The Civil Aviation Authority of Singapore (CAAS), Singapore Airlines (SIA) and Temasek recently launched the sale of Sustainable Aviation Fuel (SAF) credits in July 2022. This is part of a CAAS-SIA-Temasek pilot to advance the use of sustainable aviation fuel in Singapore. Would the budget consumers for budget airline, Scoot, buy the SAF credits, given their price sensitivity? My quick answer to the first question is NO. Not if the message consumers are getting is, “They are getting us to PAY MORE again!” (*Grumble. Mumble. Sigh*)
However, can the SAF credits take off? The answer is YES. Possibly so, with sustained long-term communication efforts to build this programme into one that eventually fits naturally into any traveller’s purchase pattern.
Like how he sees the value of purchasing travel insurance after getting an air ticket because he understands the importance of being protected, in case of any travel incident, he would add some SAF credits into his cart because he values the importance of his contribution toward safeguarding the environment he lives in so that he can continue to fly and travel for a long time to come.
The end in mind is to drive the adoption of SAF credits as part of a “natural” element of a traveller’s air-ticket purchase journey.
The communications strategy will really need to move away from a price-centric message of 'paying more' for an air ticket (as how it had been communicated in the article) towards a highly compelling needs-based approach.
This could be addressing questions such as the following, with engaging and creative communication executions, campaigns that spark emotions and drive engaging, positive conversations towards sustainable air travel:
- “Why do I need to contribute to this initiative?”

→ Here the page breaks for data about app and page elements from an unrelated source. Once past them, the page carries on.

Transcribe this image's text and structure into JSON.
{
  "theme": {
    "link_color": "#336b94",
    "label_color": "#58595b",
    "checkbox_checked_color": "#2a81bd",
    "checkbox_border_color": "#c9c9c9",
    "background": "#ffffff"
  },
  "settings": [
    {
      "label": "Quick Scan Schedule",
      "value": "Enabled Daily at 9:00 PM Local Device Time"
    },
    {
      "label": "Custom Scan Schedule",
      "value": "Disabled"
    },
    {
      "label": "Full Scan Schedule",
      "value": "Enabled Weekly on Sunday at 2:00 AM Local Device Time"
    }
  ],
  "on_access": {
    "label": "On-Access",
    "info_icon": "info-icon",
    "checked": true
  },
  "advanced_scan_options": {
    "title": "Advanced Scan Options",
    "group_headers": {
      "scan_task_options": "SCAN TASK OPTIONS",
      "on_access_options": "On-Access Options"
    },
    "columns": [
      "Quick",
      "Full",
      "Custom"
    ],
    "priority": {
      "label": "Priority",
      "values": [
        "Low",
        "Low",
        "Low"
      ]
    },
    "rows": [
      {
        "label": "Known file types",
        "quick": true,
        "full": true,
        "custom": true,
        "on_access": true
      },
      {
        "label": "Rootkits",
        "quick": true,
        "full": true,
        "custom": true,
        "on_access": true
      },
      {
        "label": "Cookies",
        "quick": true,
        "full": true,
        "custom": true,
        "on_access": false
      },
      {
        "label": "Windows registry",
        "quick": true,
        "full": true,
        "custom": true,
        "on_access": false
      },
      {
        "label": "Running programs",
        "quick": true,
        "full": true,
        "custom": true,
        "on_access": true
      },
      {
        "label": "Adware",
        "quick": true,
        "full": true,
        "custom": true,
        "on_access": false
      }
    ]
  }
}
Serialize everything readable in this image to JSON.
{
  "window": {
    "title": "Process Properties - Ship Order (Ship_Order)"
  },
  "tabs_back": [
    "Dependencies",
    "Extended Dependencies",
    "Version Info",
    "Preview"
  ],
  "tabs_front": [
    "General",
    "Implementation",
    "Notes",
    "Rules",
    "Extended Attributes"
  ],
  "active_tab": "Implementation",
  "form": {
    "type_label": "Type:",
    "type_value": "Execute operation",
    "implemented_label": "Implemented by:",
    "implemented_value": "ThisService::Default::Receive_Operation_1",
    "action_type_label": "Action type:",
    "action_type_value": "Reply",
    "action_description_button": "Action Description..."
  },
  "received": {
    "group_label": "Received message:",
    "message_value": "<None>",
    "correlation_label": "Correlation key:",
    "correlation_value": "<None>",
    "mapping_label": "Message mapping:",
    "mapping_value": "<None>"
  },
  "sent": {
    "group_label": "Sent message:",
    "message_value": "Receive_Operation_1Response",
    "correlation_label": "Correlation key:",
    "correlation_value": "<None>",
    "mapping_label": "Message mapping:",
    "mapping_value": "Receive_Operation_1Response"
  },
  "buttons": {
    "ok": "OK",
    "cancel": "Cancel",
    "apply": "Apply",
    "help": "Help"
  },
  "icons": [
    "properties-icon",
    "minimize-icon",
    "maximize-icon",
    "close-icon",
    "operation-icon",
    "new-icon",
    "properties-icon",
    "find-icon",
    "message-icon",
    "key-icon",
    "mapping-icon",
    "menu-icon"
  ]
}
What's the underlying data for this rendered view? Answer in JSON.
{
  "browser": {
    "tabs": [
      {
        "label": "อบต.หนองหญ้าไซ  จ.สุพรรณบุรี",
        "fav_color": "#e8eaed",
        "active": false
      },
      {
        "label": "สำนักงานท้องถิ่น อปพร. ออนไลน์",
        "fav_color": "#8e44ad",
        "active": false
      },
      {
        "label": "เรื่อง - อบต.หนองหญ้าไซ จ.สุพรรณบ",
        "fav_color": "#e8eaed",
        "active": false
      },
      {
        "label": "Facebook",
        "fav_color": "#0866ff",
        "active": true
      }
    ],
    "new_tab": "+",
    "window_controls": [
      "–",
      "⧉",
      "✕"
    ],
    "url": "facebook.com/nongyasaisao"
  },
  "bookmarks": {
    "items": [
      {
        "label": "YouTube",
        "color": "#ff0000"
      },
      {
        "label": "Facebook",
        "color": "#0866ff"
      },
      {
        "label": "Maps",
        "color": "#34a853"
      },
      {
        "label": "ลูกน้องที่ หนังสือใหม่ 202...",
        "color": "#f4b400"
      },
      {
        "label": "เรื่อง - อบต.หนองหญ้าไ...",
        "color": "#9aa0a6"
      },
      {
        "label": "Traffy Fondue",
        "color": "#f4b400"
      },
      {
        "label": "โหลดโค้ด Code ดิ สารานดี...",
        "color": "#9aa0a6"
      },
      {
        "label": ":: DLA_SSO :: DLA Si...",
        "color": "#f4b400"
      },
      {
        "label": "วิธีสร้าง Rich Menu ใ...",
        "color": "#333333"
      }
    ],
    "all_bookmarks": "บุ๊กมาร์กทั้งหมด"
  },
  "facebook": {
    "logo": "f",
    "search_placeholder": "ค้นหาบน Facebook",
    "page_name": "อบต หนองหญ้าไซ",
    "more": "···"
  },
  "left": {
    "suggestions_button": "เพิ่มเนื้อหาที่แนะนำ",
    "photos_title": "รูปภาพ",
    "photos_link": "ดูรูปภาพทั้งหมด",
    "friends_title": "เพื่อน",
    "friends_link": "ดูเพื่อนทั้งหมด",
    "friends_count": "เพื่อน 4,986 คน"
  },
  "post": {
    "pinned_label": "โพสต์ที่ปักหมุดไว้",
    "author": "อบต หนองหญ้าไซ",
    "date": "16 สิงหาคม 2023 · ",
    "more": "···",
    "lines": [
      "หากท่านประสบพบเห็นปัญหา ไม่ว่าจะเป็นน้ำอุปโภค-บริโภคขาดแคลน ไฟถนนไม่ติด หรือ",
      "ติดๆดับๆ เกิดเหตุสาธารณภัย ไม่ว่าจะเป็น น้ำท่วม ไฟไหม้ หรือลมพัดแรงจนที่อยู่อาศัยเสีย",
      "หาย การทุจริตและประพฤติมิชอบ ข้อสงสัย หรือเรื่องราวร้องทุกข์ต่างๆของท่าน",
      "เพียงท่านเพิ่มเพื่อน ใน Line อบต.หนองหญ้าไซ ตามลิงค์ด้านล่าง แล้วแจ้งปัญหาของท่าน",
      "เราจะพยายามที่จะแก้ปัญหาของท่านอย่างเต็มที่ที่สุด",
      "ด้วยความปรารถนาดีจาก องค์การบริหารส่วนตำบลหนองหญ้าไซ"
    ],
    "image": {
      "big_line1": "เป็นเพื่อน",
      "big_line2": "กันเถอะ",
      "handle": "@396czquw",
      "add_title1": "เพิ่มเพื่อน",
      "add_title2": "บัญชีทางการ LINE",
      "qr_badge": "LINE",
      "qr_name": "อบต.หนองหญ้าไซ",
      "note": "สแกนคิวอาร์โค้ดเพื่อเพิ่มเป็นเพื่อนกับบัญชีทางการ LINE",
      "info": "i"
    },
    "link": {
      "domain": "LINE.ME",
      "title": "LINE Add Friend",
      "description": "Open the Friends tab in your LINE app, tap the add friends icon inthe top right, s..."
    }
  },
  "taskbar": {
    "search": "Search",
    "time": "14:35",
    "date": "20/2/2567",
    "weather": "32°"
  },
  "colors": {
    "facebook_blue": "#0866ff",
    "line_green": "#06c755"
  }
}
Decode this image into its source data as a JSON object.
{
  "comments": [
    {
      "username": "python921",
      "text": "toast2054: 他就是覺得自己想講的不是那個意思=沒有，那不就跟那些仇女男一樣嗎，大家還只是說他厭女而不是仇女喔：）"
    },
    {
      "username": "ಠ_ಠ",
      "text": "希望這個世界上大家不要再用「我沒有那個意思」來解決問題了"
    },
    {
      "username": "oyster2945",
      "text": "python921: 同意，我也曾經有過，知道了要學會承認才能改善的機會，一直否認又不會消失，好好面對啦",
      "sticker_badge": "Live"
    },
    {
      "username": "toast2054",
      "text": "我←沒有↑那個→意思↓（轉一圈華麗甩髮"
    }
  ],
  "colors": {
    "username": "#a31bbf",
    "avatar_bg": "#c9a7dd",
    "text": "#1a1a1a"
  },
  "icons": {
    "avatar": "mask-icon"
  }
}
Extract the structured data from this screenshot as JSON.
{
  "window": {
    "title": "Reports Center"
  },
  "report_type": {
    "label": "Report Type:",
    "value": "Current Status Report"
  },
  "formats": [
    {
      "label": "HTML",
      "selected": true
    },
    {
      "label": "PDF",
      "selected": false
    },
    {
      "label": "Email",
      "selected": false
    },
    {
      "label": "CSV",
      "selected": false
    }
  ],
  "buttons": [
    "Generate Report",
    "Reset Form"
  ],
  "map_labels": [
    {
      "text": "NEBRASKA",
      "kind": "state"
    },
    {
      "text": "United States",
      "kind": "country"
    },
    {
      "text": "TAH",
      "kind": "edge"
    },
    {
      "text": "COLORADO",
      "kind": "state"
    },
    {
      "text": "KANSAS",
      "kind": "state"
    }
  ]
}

- “What I am able to contribute to the world I live in for every air-ticket I purchase?”
- “What could possibly happen if I don’t do what I can today?”
- “How can I do more towards sustainable air-travel?”
Having my past life marketing for an airline, I totally understand how fuel costs play such a determining factor in the aviation business. The delicate juggle the aviation industry faces over rising fuel costs (now even higher with sustainable fuel), the pressing need to look for carbon-efficient alternatives and consumer economics of price elasticity.
Educating travellers on the topic of sustainable air travel is going to be an iterative process. It is really not about passing on costs to the consumers but about their responsibility to pay their own carbon footprint since they are one of the bums in the air.
Consumers are always pragmatic when it comes to purchases. For them to adopt SAF Credits, the “What’s in it for me” will need to be articulated and communicated to them in compelling ways to get buy-in.
Communicate by embarking on this journey with them- to move their mindset from where they are at today (“I just want a ticket at the best possible price”) towards a positive tomorrow (“I MUST and NEED to do my part so that air travel can be sustainable for years to come.”)
Let us all move beyond paying more. Let us all move towards helping the aviation industry thrive. Sustainably, no less.
The writer is Sharon Koh, MD, Digital Studio by APRW.